Keyli and Daniela are part of Early Escalera, a national program that aims to support immigrant students, documented as well as undocumented, as they achieve their post-secondary education goals. The program continues into junior and senior years of high school, when it is just called Escalera.

“There’s this misconception that if you’re undocumented, you can’t go to college.”
Karla Coleman García, Conexión Américas

“There’s this misconception that if you’re undocumented, you can’t go to college,” says Karla Coleman García, a Vanderbilt University graduate student and policy manager at Conexión Américas who leads Glencliff’s chapter of Escalera. García herself was undocumented until she was 13. “We want to show students that there are places they can go, and guide them through that search,” she said.

Conexión Américas, a Tennessee nonprofit organization that supports Latino families, worked to open the first Tennessee chapter of Escalera at Glencliff because of the especially high rate of immigrant students in South Nashville. Glencliff’s student population includes teenagers who were born all over the world — and an estimated 15 percent are undocumented, according to guidance counselor Ellen Houston.

Debate over educational opportunities for undocumented immigrants has grown as the U.S. population of undocumented immigrants has swelled to an estimated 11.3 million in 2014, according to the Pew Research Center.

In 1982, the Supreme Court decided in Plyler v. Doe that all students, regardless of their immigration status, are guaranteed a K-12 education. But the decision did not extend to higher education.

Tennessee Promise has been a game-changer for many students by helping them even consider college. That’s why Glencliff requires all students to participate in the nine-month process toward getting the scholarship. But when Houston goes into classes to help students sign up, the realities for undocumented immigrants also can crush their morale.

“I’ve found it very difficult,” she said. “I have to say, ‘In order to apply, you have to be a permanent resident or a citizen,’ and some of their faces just drop. … I think it can be heartbreaking.”

” I think it can be heartbreaking.”
Ellen Houston, guidance counselor

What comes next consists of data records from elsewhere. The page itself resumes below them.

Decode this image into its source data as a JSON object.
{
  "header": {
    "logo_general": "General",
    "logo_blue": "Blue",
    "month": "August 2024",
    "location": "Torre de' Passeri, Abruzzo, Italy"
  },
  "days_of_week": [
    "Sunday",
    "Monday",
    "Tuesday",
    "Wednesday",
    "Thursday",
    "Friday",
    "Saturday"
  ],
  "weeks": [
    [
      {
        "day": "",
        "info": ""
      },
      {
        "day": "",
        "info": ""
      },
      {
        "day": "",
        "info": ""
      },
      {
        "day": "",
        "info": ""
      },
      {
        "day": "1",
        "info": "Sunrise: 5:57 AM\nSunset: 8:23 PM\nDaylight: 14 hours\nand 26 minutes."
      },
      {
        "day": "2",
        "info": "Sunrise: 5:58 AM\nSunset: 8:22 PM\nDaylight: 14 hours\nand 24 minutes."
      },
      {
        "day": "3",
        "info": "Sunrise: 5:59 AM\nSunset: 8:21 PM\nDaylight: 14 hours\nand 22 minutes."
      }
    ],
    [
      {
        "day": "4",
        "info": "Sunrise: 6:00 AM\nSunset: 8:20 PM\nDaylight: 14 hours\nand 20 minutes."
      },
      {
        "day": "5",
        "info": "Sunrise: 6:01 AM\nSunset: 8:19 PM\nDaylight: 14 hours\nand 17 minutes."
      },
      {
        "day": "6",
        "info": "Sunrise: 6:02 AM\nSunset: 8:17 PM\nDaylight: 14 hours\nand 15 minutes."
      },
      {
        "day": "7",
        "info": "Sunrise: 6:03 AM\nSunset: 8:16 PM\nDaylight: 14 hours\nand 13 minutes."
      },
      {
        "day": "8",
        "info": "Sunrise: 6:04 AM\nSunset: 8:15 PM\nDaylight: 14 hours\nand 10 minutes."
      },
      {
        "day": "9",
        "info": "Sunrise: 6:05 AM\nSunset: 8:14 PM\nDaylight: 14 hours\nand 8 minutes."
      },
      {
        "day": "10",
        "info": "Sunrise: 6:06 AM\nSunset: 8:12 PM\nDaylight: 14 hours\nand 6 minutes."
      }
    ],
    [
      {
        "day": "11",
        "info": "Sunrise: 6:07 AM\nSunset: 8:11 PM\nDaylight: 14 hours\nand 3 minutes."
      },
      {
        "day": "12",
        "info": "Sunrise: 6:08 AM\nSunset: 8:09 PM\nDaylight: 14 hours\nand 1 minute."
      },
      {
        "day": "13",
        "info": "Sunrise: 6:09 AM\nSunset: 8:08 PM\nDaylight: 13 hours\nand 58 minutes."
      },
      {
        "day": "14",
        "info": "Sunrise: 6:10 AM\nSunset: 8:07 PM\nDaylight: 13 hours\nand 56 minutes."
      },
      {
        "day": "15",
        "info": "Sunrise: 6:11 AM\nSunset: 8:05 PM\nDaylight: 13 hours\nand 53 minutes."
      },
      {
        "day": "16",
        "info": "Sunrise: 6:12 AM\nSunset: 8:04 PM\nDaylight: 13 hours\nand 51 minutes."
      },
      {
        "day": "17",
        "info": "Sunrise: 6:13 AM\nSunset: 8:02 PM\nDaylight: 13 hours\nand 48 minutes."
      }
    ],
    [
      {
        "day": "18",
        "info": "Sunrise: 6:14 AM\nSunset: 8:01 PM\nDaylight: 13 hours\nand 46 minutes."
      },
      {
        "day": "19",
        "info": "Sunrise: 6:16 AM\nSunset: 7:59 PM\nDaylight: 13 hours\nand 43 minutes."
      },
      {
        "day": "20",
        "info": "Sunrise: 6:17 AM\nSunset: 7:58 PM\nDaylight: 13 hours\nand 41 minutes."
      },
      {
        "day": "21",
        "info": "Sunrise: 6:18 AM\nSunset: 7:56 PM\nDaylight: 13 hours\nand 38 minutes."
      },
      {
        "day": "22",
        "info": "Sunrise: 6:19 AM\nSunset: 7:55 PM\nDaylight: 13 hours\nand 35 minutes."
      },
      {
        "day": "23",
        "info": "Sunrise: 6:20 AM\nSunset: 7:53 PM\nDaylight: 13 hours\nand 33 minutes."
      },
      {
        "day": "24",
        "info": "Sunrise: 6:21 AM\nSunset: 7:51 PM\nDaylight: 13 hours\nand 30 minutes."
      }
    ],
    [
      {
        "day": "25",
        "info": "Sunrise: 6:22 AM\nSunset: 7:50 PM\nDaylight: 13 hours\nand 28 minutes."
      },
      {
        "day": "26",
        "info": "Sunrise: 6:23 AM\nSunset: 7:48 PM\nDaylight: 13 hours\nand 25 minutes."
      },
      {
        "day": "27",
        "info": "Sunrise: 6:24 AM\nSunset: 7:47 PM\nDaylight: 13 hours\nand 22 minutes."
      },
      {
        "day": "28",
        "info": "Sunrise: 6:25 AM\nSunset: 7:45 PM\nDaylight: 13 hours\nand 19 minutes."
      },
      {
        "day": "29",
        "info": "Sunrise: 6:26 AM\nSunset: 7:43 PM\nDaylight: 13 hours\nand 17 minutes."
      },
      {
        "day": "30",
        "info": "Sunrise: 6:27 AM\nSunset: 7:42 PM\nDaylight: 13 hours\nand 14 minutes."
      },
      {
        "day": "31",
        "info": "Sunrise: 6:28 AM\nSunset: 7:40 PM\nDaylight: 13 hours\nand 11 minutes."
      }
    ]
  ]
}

It can be hard for students to stay motivated when their chances are limited and they’re already struggling through language barriers and poverty.

But, Houston says, things have gotten easier in Nashville for motivated undocumented students in the four years since she started working at Glencliff. Trevecca Nazarene University, in particular, has stepped up financial aid for undocumented students.

“I think for the students who are really high-achieving, it really does work out,” she said.

In their free time at Glencliff, students often can be found hanging out and flipping through college books in Houston’s spacious office, called “the Loft.” And like Escalera students, they are often already thinking past college.

“A lot of it is because how we grew up,” said Yesenia, an Escalera student with an eye toward attending Vanderbilt. “We want to pursue a field that can help other people — like doctors.”

Keyli nodded in agreement. “Being a doctor … back home, it was like being president,” she said, adding that she’s more likely to become an educator because the medical field makes her squeamish. “I want to help the younger generation get it,” she said.

Many want to stay in Tennessee, or return after further exploring the United States.

“I’ve lived here since I was 5, and Tennessee is awesome; it’s great,” Keyli said. “I’m Guatemalan. I go to a store that’s Mexican, and the owners are Arabic. It’s all different people.”

Tennessee’s diversity is a key reason the students think supporters of the tuition equality bill should keep trying.

“It would mean a lot to Tennessee,” Daniela said. “It would be an opportunity to show we can be united.”